WORK TO COMPLETE> All the entries need to be duplicated exactly, with the pictures omitted.

DATASET EXCERPTS>
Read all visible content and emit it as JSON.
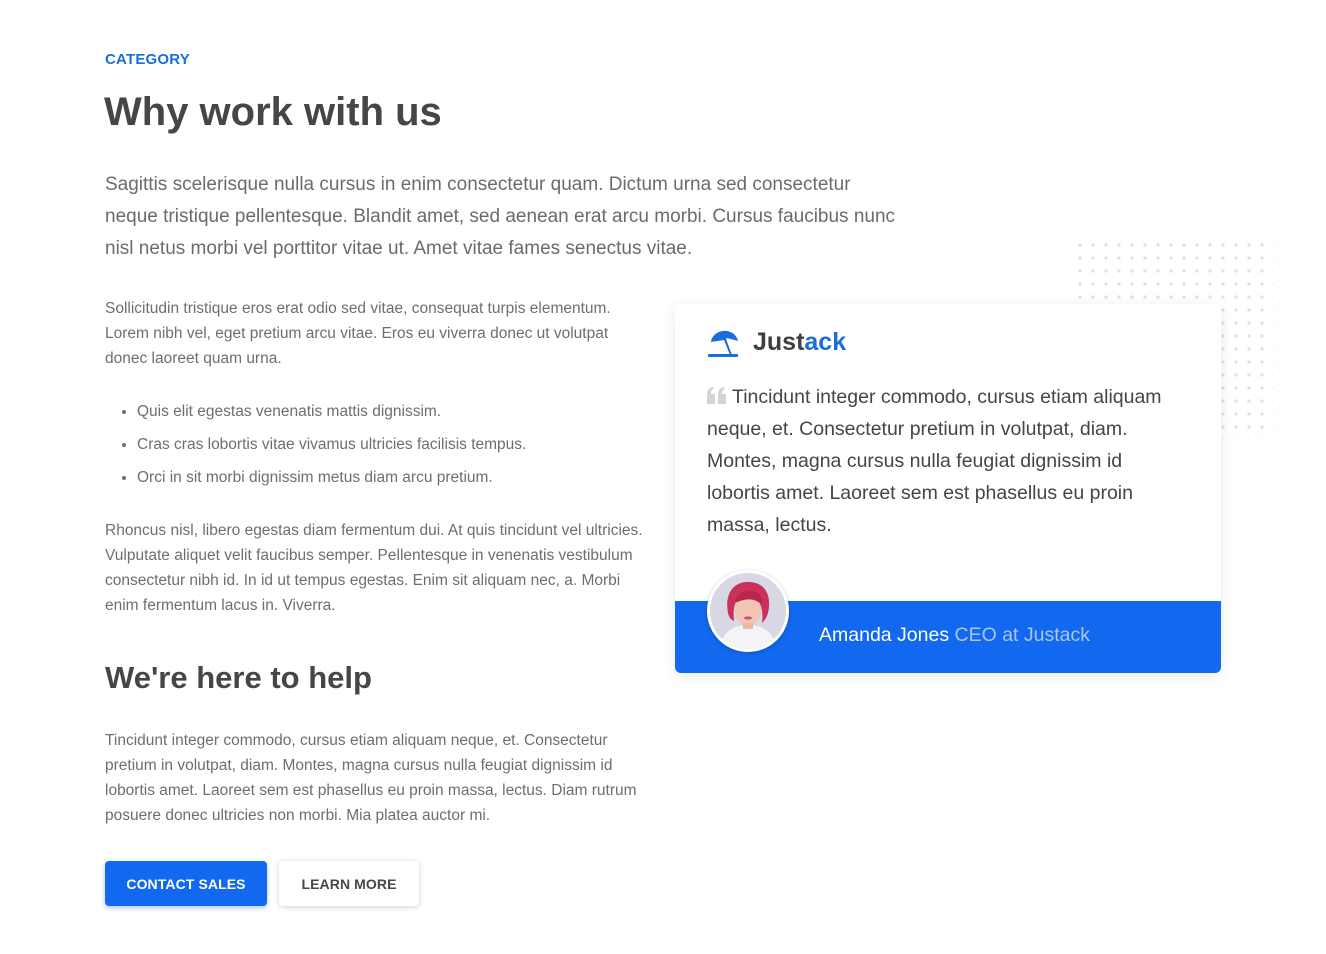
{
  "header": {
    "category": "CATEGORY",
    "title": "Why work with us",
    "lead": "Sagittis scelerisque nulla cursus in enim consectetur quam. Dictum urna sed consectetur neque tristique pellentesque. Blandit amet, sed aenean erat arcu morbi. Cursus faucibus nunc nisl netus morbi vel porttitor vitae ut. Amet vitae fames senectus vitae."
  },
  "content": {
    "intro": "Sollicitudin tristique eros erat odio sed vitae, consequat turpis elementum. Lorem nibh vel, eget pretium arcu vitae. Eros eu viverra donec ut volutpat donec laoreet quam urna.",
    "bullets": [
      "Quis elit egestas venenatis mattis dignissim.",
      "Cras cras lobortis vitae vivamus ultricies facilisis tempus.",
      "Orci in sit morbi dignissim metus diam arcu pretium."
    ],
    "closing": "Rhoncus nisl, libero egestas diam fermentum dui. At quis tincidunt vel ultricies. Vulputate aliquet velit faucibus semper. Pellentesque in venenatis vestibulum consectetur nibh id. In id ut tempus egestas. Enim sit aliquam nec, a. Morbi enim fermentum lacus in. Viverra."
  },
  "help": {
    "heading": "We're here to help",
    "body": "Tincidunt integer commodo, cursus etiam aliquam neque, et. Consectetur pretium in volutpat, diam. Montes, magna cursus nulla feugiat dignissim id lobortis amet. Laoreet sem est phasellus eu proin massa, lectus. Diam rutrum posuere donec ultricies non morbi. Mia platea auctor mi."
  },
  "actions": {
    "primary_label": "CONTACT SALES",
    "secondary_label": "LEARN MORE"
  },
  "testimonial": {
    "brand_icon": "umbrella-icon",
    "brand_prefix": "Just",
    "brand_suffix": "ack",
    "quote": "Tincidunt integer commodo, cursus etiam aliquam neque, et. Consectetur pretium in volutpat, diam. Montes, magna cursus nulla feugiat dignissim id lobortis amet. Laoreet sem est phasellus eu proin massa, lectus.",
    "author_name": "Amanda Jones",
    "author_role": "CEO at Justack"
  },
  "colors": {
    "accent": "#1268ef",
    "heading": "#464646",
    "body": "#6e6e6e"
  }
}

ANSWER SPACE>
Read all visible content and emit it as JSON.
{
  "header": {
    "category": "CATEGORY",
    "title": "Why work with us",
    "lead": "Sagittis scelerisque nulla cursus in enim consectetur quam. Dictum urna sed consectetur neque tristique pellentesque. Blandit amet, sed aenean erat arcu morbi. Cursus faucibus nunc nisl netus morbi vel porttitor vitae ut. Amet vitae fames senectus vitae."
  },
  "content": {
    "intro": "Sollicitudin tristique eros erat odio sed vitae, consequat turpis elementum. Lorem nibh vel, eget pretium arcu vitae. Eros eu viverra donec ut volutpat donec laoreet quam urna.",
    "bullets": [
      "Quis elit egestas venenatis mattis dignissim.",
      "Cras cras lobortis vitae vivamus ultricies facilisis tempus.",
      "Orci in sit morbi dignissim metus diam arcu pretium."
    ],
    "closing": "Rhoncus nisl, libero egestas diam fermentum dui. At quis tincidunt vel ultricies. Vulputate aliquet velit faucibus semper. Pellentesque in venenatis vestibulum consectetur nibh id. In id ut tempus egestas. Enim sit aliquam nec, a. Morbi enim fermentum lacus in. Viverra."
  },
  "help": {
    "heading": "We're here to help",
    "body": "Tincidunt integer commodo, cursus etiam aliquam neque, et. Consectetur pretium in volutpat, diam. Montes, magna cursus nulla feugiat dignissim id lobortis amet. Laoreet sem est phasellus eu proin massa, lectus. Diam rutrum posuere donec ultricies non morbi. Mia platea auctor mi."
  },
  "actions": {
    "primary_label": "CONTACT SALES",
    "secondary_label": "LEARN MORE"
  },
  "testimonial": {
    "brand_icon": "umbrella-icon",
    "brand_prefix": "Just",
    "brand_suffix": "ack",
    "quote": "Tincidunt integer commodo, cursus etiam aliquam neque, et. Consectetur pretium in volutpat, diam. Montes, magna cursus nulla feugiat dignissim id lobortis amet. Laoreet sem est phasellus eu proin massa, lectus.",
    "author_name": "Amanda Jones",
    "author_role": "CEO at Justack"
  },
  "colors": {
    "accent": "#1268ef",
    "heading": "#464646",
    "body": "#6e6e6e"
  }
}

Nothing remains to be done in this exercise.